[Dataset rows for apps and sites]
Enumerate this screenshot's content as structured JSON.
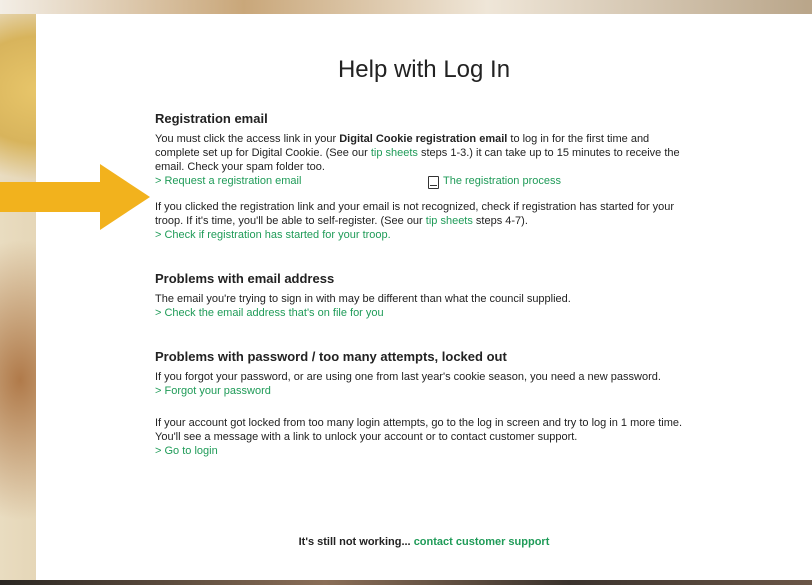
{
  "page": {
    "title": "Help with Log In"
  },
  "registration": {
    "heading": "Registration email",
    "p1_pre": "You must click the access link in your ",
    "p1_bold": "Digital Cookie registration email",
    "p1_mid": " to log in for the first time and complete set up for Digital Cookie. (See our ",
    "p1_link": "tip sheets",
    "p1_post": " steps 1-3.) it can take up to 15 minutes to receive the email. Check your spam folder too.",
    "request_link": "> Request a registration email",
    "process_link": "The registration process",
    "p2_pre": "If you clicked the registration link and your email is not recognized, check if registration has started for your troop. If it's time, you'll be able to self-register. (See our ",
    "p2_link": "tip sheets",
    "p2_post": " steps 4-7).",
    "check_link": "> Check if registration has started for your troop."
  },
  "email": {
    "heading": "Problems with email address",
    "p1": "The email you're trying to sign in with may be different than what the council supplied.",
    "check_link": "> Check the email address that's on file for you"
  },
  "password": {
    "heading": "Problems with password / too many attempts, locked out",
    "p1": "If you forgot your password, or are using one from last year's cookie season, you need a new password.",
    "forgot_link": "> Forgot your password",
    "p2": "If your account got locked from too many login attempts, go to the log in screen and try to log in 1 more time. You'll see a message with a link to unlock your account or to contact customer support.",
    "login_link": "> Go to login"
  },
  "footer": {
    "text": "It's still not working... ",
    "link": "contact customer support"
  },
  "colors": {
    "link": "#1f9b58",
    "arrow": "#f2b21d"
  },
  "icons": {
    "arrow": "arrow-right-icon",
    "document": "document-icon"
  }
}
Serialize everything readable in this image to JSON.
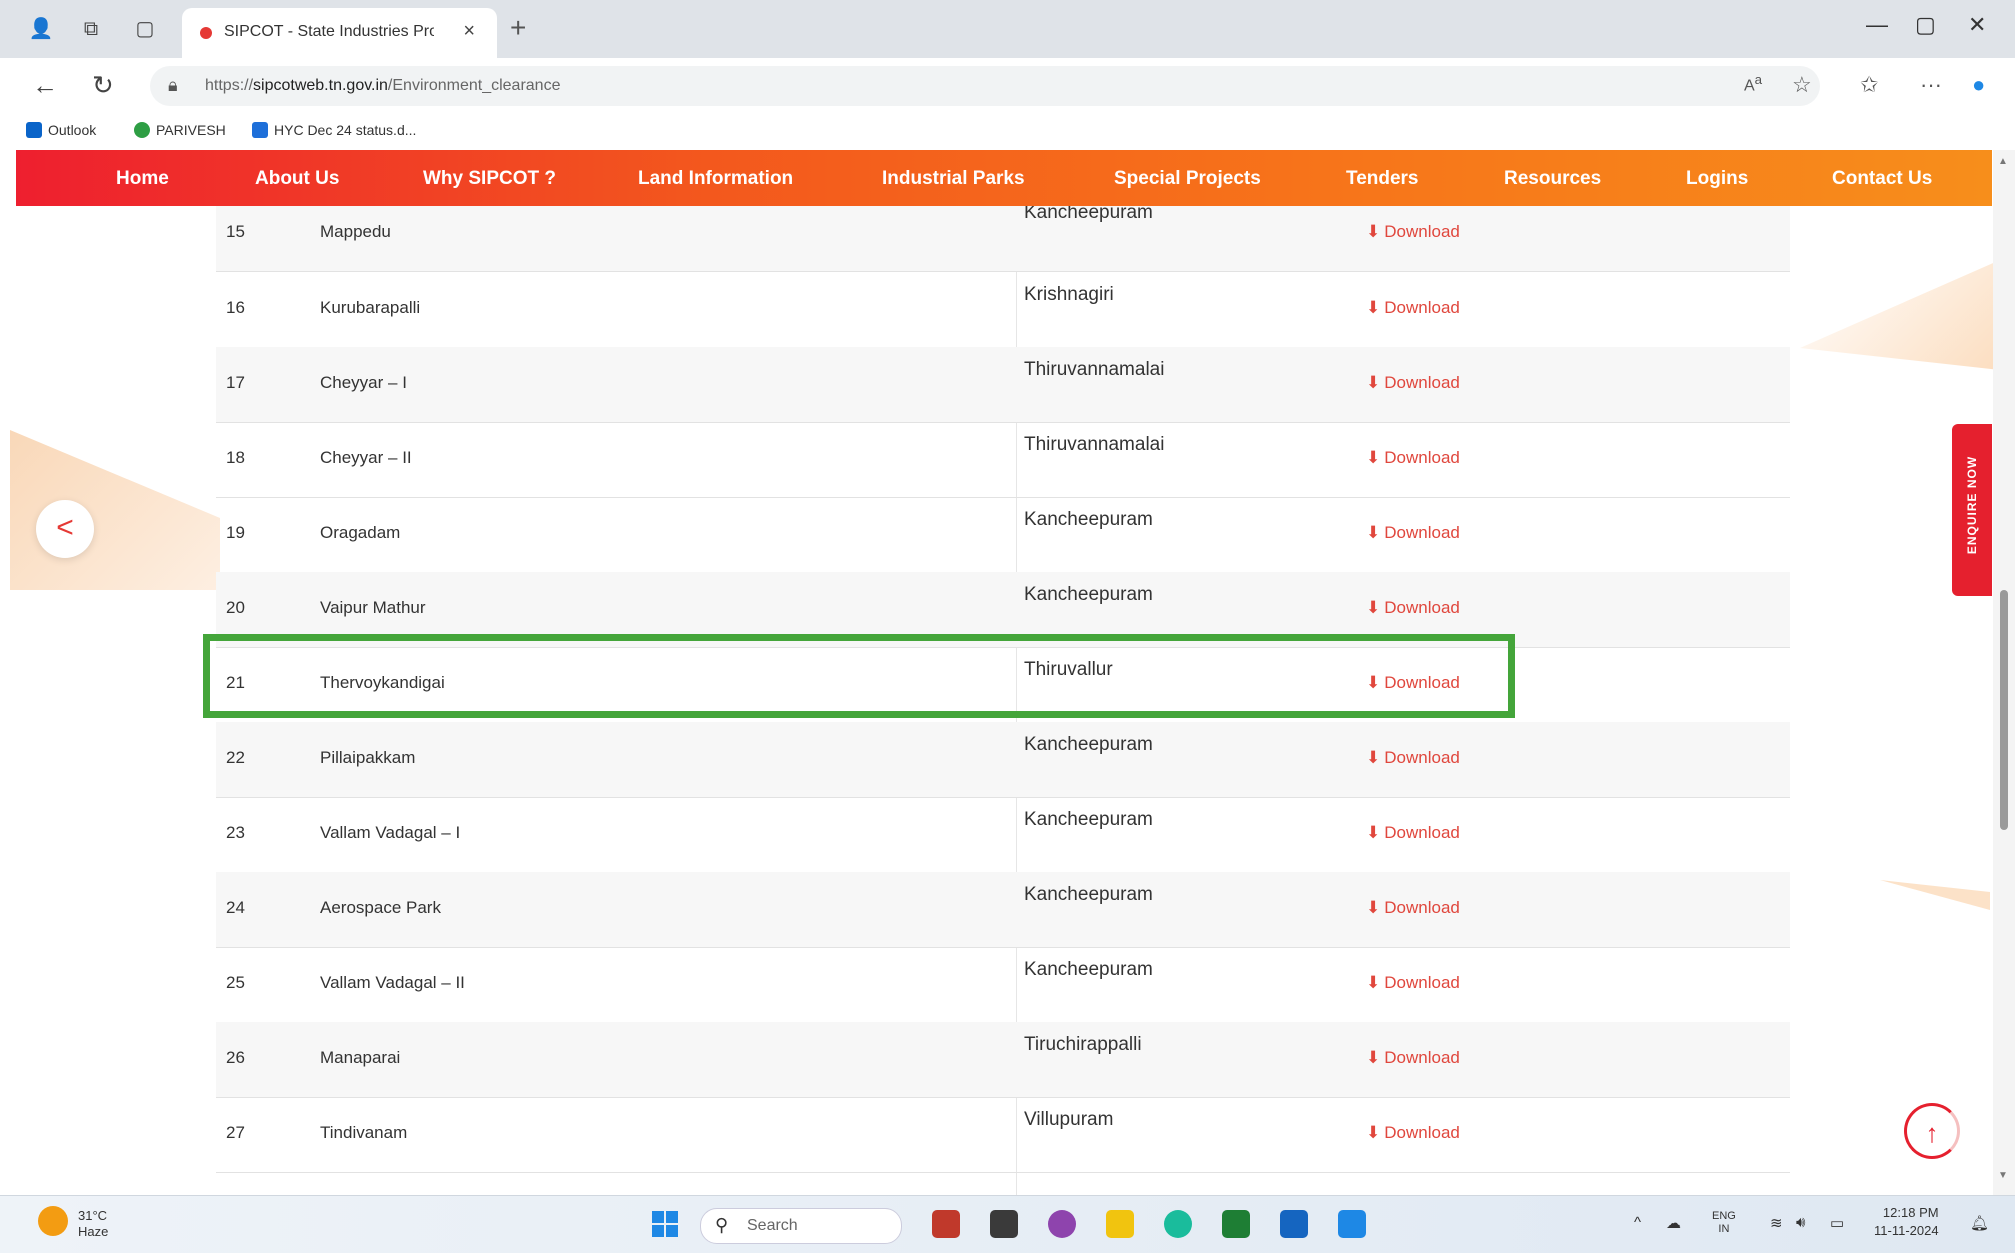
{
  "browser": {
    "tab_title": "SIPCOT - State Industries Promot",
    "url_prefix": "https://",
    "url_host": "sipcotweb.tn.gov.in",
    "url_path": "/Environment_clearance",
    "bookmarks": [
      "Outlook",
      "PARIVESH",
      "HYC Dec 24 status.d..."
    ]
  },
  "nav": {
    "items": [
      "Home",
      "About Us",
      "Why SIPCOT ?",
      "Land Information",
      "Industrial Parks",
      "Special Projects",
      "Tenders",
      "Resources",
      "Logins",
      "Contact Us"
    ]
  },
  "side": {
    "enquire_label": "ENQUIRE NOW"
  },
  "table": {
    "download_label": "Download",
    "rows": [
      {
        "num": "15",
        "name": "Mappedu",
        "district": "Kancheepuram"
      },
      {
        "num": "16",
        "name": "Kurubarapalli",
        "district": "Krishnagiri"
      },
      {
        "num": "17",
        "name": "Cheyyar – I",
        "district": "Thiruvannamalai"
      },
      {
        "num": "18",
        "name": "Cheyyar – II",
        "district": "Thiruvannamalai"
      },
      {
        "num": "19",
        "name": "Oragadam",
        "district": "Kancheepuram"
      },
      {
        "num": "20",
        "name": "Vaipur Mathur",
        "district": "Kancheepuram"
      },
      {
        "num": "21",
        "name": "Thervoykandigai",
        "district": "Thiruvallur"
      },
      {
        "num": "22",
        "name": "Pillaipakkam",
        "district": "Kancheepuram"
      },
      {
        "num": "23",
        "name": "Vallam Vadagal – I",
        "district": "Kancheepuram"
      },
      {
        "num": "24",
        "name": "Aerospace Park",
        "district": "Kancheepuram"
      },
      {
        "num": "25",
        "name": "Vallam Vadagal – II",
        "district": "Kancheepuram"
      },
      {
        "num": "26",
        "name": "Manaparai",
        "district": "Tiruchirappalli"
      },
      {
        "num": "27",
        "name": "Tindivanam",
        "district": "Villupuram"
      }
    ]
  },
  "taskbar": {
    "temp": "31°C",
    "weather": "Haze",
    "search_placeholder": "Search",
    "lang_top": "ENG",
    "lang_bottom": "IN",
    "time": "12:18 PM",
    "date": "11-11-2024"
  },
  "colors": {
    "nav_start": "#ee1f2f",
    "nav_end": "#f78e1b",
    "download": "#e0473d",
    "highlight": "#44a53a"
  }
}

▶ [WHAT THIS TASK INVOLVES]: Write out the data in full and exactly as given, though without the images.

▶ [RESPONSE AREA]:
Enumerate this screenshot's content as structured JSON.
{
  "page": {
    "title": "Help with Log In"
  },
  "registration": {
    "heading": "Registration email",
    "p1_pre": "You must click the access link in your ",
    "p1_bold": "Digital Cookie registration email",
    "p1_mid": " to log in for the first time and complete set up for Digital Cookie. (See our ",
    "p1_link": "tip sheets",
    "p1_post": " steps 1-3.) it can take up to 15 minutes to receive the email. Check your spam folder too.",
    "request_link": "> Request a registration email",
    "process_link": "The registration process",
    "p2_pre": "If you clicked the registration link and your email is not recognized, check if registration has started for your troop. If it's time, you'll be able to self-register. (See our ",
    "p2_link": "tip sheets",
    "p2_post": " steps 4-7).",
    "check_link": "> Check if registration has started for your troop."
  },
  "email": {
    "heading": "Problems with email address",
    "p1": "The email you're trying to sign in with may be different than what the council supplied.",
    "check_link": "> Check the email address that's on file for you"
  },
  "password": {
    "heading": "Problems with password / too many attempts, locked out",
    "p1": "If you forgot your password, or are using one from last year's cookie season, you need a new password.",
    "forgot_link": "> Forgot your password",
    "p2": "If your account got locked from too many login attempts, go to the log in screen and try to log in 1 more time. You'll see a message with a link to unlock your account or to contact customer support.",
    "login_link": "> Go to login"
  },
  "footer": {
    "text": "It's still not working... ",
    "link": "contact customer support"
  },
  "colors": {
    "link": "#1f9b58",
    "arrow": "#f2b21d"
  },
  "icons": {
    "arrow": "arrow-right-icon",
    "document": "document-icon"
  }
}
Serialize everything readable in this image to JSON.
{
  "browser": {
    "tab_title": "SIPCOT - State Industries Promot",
    "url_prefix": "https://",
    "url_host": "sipcotweb.tn.gov.in",
    "url_path": "/Environment_clearance",
    "bookmarks": [
      "Outlook",
      "PARIVESH",
      "HYC Dec 24 status.d..."
    ]
  },
  "nav": {
    "items": [
      "Home",
      "About Us",
      "Why SIPCOT ?",
      "Land Information",
      "Industrial Parks",
      "Special Projects",
      "Tenders",
      "Resources",
      "Logins",
      "Contact Us"
    ]
  },
  "side": {
    "enquire_label": "ENQUIRE NOW"
  },
  "table": {
    "download_label": "Download",
    "rows": [
      {
        "num": "15",
        "name": "Mappedu",
        "district": "Kancheepuram"
      },
      {
        "num": "16",
        "name": "Kurubarapalli",
        "district": "Krishnagiri"
      },
      {
        "num": "17",
        "name": "Cheyyar – I",
        "district": "Thiruvannamalai"
      },
      {
        "num": "18",
        "name": "Cheyyar – II",
        "district": "Thiruvannamalai"
      },
      {
        "num": "19",
        "name": "Oragadam",
        "district": "Kancheepuram"
      },
      {
        "num": "20",
        "name": "Vaipur Mathur",
        "district": "Kancheepuram"
      },
      {
        "num": "21",
        "name": "Thervoykandigai",
        "district": "Thiruvallur"
      },
      {
        "num": "22",
        "name": "Pillaipakkam",
        "district": "Kancheepuram"
      },
      {
        "num": "23",
        "name": "Vallam Vadagal – I",
        "district": "Kancheepuram"
      },
      {
        "num": "24",
        "name": "Aerospace Park",
        "district": "Kancheepuram"
      },
      {
        "num": "25",
        "name": "Vallam Vadagal – II",
        "district": "Kancheepuram"
      },
      {
        "num": "26",
        "name": "Manaparai",
        "district": "Tiruchirappalli"
      },
      {
        "num": "27",
        "name": "Tindivanam",
        "district": "Villupuram"
      }
    ]
  },
  "taskbar": {
    "temp": "31°C",
    "weather": "Haze",
    "search_placeholder": "Search",
    "lang_top": "ENG",
    "lang_bottom": "IN",
    "time": "12:18 PM",
    "date": "11-11-2024"
  },
  "colors": {
    "nav_start": "#ee1f2f",
    "nav_end": "#f78e1b",
    "download": "#e0473d",
    "highlight": "#44a53a"
  }
}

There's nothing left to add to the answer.